I do not want to go too far afield from the bionet.virology charter
but since this group is likely to draw a continuous stream of people
looking for help with odd syndromes, I want to make clear what I believe
is the general sense of the medical ethics community about diagnosis without
a real patient-doctor bond. Believe me, I am very sympathetic to the plight
of folks with troubling illnesses. That's why I've spent the last 15 years
getting the stuffing kicked out of me in med school, grad school, internship
residency, fellowship, in a low-rent district like infectious diseases
instead of cath-ing for dollars in cardiologyland ;^). The reason to avoid
no-see-em diagnoses is that they are more likely to hurt than help.
-when the patients do not know the "doctor" they have no way
to tell the quacks from the honest docs.
-when the doctors do not know the patient, they have no way of
knowing whether they are getting the straight story.
-when the doctors are not clearly accountable for the advice they
give, it encourages slipshod medicine.
-when the doctor does not know the real person behind the symptoms,
it becomes impossible to balance the risk and benefits of
various clinical strategies against the values and goals
of the individual patient.
-when there is no bond between patient and doctor, it is very difficult
to sustain the level of trust and committment it takes

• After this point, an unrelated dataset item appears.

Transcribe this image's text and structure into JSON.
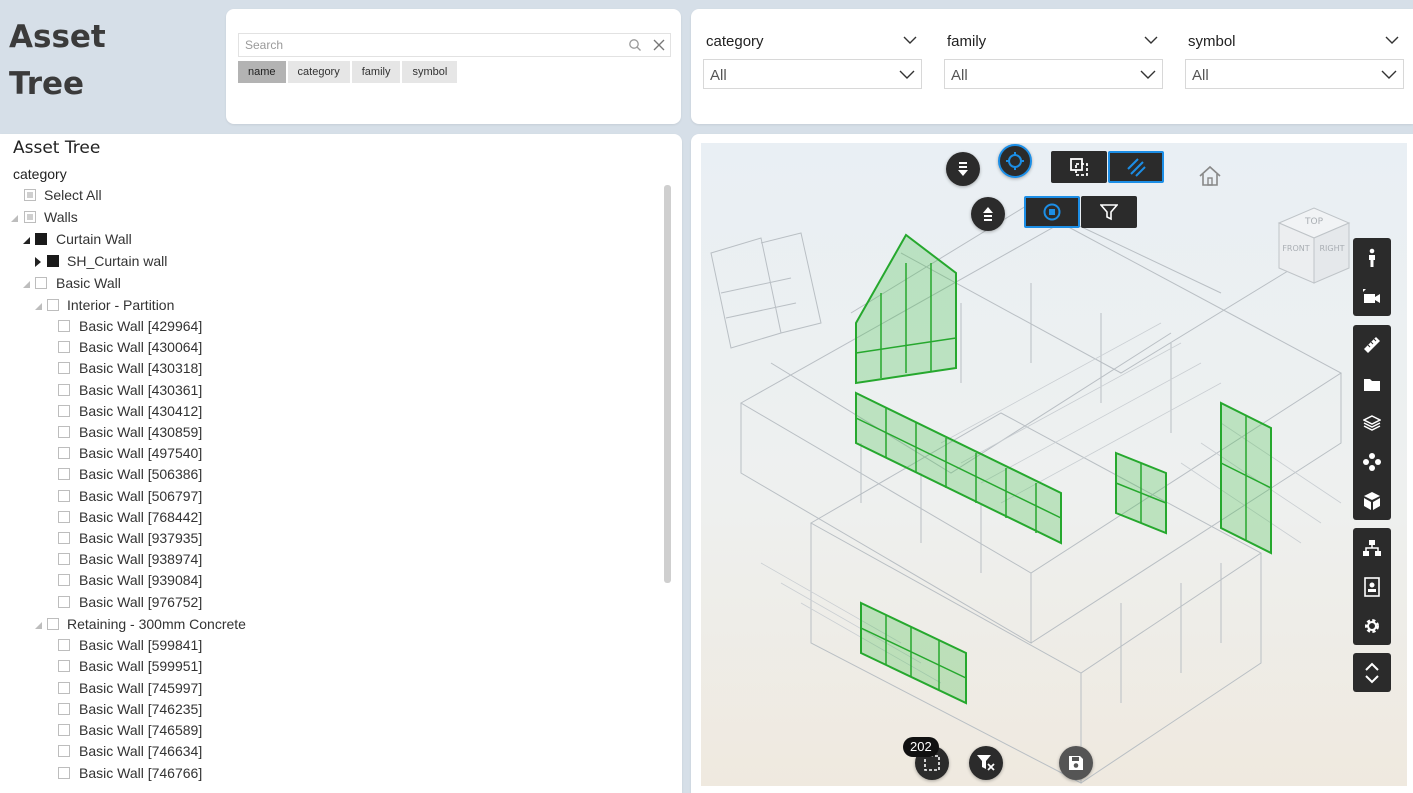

to see people through serious illness.
I have been on the net for over a decade and I can testify that the level of
advice that gets blithely tossed about here is frighteningly bad. I had to
give up reading sci.med years ago because it was giving me ulcers to see
the blind leading the blind. After numerous attempts to be helpful in areas
where I am an expert and getting flamed by hordes of know-nothings for my
trouble, I realized how much USENET is a magnet for loud-mouth cranks and how
likely it was that unfortunate people desperate for advice would be taken in
by them. Not to be too mean but the previous poster talking about EBV latent
in nerve ganglia is a perfect example of the classic USENET phenomenon of a
person with %1 of a clue, %0 percent willingness to actually look up the
facts, but %100 inclination to fire off their wisdom into cyberspace. I like
to think I am pretty sharp in the diagnosis biz but I will tell you candidly
that I have given what I thought was the best advice, had my patient trust me
and then die horribly from the complications of what I had recommended. You
are never the same after that and it makes you pretty reticent to make flip
analyses with partial information. It is that sense of gravity and
accountability that is missing from so much net.advice. Again in the specific
case of the person with malaise and lymphadenopathy, you would want to be
damn sure this wasn't lymphoma before rattling on about possible untreatable
viral illnesses. Without seeing this person and getting a very complete
history, I would keep my mouth shut except to advise them to find a good
doctor (not to frighten the poster. this is very probably NOT lymphoma but
it would be horrible to miss this diagnosis.)
I agree that there is a real place for information from the "pros"
presented in general terms with clear disclaimers but this is far too
infrequently the case. I have long asked to no avail that serious advice
be accompanied at the very least by a clear citation of one's sources and
level of expertise. If it is not important enough to get off one's fanny
to check the sources, it is not worth posting to the entire world.
Apologies for going on so long about this but it is a real and serious
problem. I know I have no hope of making a dent in the USENET shoot-off-
at-the-keyboard culture, but maybe within our little corner here we could
really try to do right by people, refrain from giving half-baked advice,
provide general information when appropriate and constantly remind advice
seekers that the net is a poor and dangerous substitute for a doctor you
know and trust.
Robin Colgrove MD/PhD
Division of Infectious Diseases
Harvard School of Medicine
colgrove at xtal11.harvard.edu